So what’s Motorola got on the menu?

The launch of WNS is supported by a variety of product launches due in the coming weeks. These include:

  • The RFS4000, an 802.11n access unit that combines wired and wireless networking and security features, targeting SME and branch office environments;
  • The AP7181 outdoor 802.11n mesh system;
  • The multi-purpose 802.11a/b/g/n dal-radio access point with self-healing mesh and intrusion prevention.
  • Security software – retaining the AirDefense name – provides intrusion detection and prevention, forensics, tracking and troubleshooting for wired and wireless networks.

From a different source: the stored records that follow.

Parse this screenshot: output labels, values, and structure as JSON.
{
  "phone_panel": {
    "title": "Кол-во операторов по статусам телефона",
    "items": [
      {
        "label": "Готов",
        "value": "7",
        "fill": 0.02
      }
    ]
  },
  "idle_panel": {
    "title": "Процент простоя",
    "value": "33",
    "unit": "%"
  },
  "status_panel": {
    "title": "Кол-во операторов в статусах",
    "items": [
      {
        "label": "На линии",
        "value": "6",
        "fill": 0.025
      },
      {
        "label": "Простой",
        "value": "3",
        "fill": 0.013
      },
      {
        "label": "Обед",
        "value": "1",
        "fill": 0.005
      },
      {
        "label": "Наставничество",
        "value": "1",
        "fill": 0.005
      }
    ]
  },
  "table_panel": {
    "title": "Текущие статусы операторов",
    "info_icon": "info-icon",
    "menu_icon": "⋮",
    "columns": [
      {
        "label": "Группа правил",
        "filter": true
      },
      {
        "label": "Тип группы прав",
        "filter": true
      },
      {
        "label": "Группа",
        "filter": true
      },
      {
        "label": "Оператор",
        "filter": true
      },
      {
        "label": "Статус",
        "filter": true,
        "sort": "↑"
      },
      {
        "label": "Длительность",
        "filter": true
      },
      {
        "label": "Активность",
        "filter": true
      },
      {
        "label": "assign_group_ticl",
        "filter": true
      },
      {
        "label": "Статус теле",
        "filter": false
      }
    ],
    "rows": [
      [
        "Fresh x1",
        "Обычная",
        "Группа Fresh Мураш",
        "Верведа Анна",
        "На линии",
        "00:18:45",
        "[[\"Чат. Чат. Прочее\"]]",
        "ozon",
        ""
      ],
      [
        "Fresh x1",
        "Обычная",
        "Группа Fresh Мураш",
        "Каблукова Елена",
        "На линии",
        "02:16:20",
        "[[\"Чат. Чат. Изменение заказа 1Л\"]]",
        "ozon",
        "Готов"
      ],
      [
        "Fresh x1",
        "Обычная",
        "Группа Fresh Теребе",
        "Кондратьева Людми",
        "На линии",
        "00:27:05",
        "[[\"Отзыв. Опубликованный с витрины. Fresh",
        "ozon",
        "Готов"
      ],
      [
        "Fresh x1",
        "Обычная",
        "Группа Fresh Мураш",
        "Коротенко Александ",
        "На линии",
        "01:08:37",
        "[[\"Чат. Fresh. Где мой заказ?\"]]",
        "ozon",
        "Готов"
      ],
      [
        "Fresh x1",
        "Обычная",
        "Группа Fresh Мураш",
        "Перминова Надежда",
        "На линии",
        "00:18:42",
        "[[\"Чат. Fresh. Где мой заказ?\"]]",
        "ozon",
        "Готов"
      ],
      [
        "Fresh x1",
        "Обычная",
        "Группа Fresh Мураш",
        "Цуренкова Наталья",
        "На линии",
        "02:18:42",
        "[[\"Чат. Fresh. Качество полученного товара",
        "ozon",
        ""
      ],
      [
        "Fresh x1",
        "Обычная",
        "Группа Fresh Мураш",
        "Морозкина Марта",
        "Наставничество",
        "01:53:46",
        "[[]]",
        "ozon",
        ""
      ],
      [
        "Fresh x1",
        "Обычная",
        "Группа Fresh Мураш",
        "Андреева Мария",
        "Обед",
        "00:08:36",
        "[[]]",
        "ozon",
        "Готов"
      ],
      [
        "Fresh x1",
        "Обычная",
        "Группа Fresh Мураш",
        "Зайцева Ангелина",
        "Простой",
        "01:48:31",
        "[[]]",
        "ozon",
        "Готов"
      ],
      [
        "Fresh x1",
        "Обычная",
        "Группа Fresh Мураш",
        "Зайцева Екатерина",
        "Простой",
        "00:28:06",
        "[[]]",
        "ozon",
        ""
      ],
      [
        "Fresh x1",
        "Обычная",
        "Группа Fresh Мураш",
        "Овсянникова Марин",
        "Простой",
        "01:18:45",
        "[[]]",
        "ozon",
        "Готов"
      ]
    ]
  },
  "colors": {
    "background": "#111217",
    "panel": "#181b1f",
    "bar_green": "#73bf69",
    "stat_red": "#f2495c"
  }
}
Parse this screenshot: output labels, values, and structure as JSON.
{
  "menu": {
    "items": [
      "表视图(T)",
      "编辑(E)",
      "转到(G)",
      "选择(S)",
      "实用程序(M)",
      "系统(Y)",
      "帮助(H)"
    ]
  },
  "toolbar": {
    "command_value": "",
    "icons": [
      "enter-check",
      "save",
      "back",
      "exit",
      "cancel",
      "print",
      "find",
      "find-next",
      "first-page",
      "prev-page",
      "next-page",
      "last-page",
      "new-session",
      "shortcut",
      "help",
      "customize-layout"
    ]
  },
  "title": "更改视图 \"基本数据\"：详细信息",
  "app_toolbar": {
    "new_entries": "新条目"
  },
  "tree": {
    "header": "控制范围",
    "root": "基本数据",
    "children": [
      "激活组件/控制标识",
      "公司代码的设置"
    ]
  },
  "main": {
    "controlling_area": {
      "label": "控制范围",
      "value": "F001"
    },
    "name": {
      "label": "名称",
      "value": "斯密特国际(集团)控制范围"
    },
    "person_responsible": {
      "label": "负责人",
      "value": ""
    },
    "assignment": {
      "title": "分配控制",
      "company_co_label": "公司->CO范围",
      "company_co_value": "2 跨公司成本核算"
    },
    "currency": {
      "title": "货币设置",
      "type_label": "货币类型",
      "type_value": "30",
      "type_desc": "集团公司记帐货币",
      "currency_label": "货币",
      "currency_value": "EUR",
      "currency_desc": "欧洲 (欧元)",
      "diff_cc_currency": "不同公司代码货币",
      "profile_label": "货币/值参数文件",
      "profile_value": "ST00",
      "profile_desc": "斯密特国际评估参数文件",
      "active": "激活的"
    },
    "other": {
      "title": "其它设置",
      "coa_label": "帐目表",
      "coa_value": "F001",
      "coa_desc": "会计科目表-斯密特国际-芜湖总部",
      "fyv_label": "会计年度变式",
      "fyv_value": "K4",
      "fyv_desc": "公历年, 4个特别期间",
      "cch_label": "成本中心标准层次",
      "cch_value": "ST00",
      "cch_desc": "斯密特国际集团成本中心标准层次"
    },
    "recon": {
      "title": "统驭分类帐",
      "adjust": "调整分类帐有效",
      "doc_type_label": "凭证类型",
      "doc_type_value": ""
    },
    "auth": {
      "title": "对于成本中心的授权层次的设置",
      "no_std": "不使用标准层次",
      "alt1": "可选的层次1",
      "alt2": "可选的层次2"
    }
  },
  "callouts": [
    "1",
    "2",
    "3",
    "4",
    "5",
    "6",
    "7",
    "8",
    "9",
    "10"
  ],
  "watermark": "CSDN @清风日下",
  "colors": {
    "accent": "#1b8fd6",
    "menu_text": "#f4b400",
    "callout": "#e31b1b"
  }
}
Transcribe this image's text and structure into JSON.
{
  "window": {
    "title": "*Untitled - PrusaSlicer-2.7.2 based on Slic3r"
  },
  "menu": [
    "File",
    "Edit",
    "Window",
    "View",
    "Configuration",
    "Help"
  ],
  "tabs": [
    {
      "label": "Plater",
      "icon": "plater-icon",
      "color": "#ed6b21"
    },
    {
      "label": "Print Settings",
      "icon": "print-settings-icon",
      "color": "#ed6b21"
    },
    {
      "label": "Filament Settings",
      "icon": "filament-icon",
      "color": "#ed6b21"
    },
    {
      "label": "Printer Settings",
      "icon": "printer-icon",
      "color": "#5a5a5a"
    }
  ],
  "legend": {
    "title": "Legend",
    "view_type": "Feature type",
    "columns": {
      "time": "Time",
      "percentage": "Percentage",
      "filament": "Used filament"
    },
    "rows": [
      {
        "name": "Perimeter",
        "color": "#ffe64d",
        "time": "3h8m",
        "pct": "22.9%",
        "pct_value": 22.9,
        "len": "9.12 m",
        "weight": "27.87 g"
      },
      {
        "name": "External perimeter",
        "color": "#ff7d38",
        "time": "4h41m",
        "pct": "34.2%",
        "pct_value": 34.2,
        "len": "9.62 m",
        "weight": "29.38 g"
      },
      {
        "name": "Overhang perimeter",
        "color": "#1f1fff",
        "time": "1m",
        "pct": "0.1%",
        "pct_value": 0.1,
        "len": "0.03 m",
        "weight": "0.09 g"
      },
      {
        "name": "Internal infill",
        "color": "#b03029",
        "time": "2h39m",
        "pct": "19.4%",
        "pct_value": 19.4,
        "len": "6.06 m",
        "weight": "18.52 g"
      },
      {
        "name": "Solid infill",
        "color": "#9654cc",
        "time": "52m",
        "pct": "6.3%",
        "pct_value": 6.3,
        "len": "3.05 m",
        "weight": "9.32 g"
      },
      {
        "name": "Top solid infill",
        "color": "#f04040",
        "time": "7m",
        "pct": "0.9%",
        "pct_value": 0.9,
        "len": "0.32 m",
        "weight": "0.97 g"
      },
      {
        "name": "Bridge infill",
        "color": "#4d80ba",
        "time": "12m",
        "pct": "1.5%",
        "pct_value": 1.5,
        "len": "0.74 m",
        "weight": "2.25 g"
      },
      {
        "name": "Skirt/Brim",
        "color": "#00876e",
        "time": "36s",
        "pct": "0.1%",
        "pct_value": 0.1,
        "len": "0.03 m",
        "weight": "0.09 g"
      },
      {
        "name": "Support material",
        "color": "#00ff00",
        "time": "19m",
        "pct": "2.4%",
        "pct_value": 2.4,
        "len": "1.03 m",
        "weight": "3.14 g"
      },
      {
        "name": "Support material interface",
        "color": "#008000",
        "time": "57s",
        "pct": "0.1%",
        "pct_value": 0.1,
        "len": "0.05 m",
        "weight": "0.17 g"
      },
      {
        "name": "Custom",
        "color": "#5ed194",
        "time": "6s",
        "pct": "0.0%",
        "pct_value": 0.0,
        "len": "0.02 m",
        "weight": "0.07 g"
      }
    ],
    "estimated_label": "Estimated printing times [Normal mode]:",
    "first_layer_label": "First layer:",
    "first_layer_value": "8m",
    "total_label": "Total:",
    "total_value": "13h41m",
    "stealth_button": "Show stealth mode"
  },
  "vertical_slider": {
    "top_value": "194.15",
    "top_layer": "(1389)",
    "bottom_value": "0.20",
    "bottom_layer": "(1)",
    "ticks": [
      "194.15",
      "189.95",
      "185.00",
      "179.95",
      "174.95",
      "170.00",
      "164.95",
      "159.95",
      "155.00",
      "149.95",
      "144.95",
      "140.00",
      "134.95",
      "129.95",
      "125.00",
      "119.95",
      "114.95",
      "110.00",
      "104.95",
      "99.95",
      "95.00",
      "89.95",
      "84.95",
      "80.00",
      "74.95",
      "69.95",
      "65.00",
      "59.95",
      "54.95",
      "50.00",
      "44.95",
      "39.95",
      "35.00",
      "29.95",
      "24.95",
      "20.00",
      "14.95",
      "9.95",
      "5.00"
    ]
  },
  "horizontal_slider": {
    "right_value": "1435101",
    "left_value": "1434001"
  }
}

And for the service provider market, WNS includes three launches: the PNP430, an unlicensed 5GHz-band point-to-multipoint unit with 40 Mbps throughput; the PTP800, a wireless Ethernet microwave system designed for licensed spectrum; and the PMP320, which supports the 802.16e mobile WiMax solution for the 3.3GHz to 3.65GHz licensed bands.

Perhaps surprisingly, the portfolio also includes a converged communications system, the TEAM VoWLAN, which provides access for mobile devices to PBX-based telephony with applications such as text messaging, e-mail and Internet access.

Fogarasi said Motorola has also put a lot of work into the management and administration layer, so there is now “a single console for any ad all solutions in the range.”

The Channel
 

To even consider taking on Cisco in the enterprise wireless space, Motorola is going to have to work hard to attract attention to itself. Here, Fogarasi said, its channel relationships will be key.

“We are looking to increase both the capacity and quality of the channel,” he said. “The strategy will include training and certification.

“There actually aren’t that many good enterprise wireless engineers out there,” he explained. To support the channel, Motorola believes expanding the pool of people who can design and then implement high-quality mesh wireless systems for enterprise customers will be key.

To that end, he said, Motorola will be positioning its accreditations around industry standards, making them useful outside the Motorola-branded world.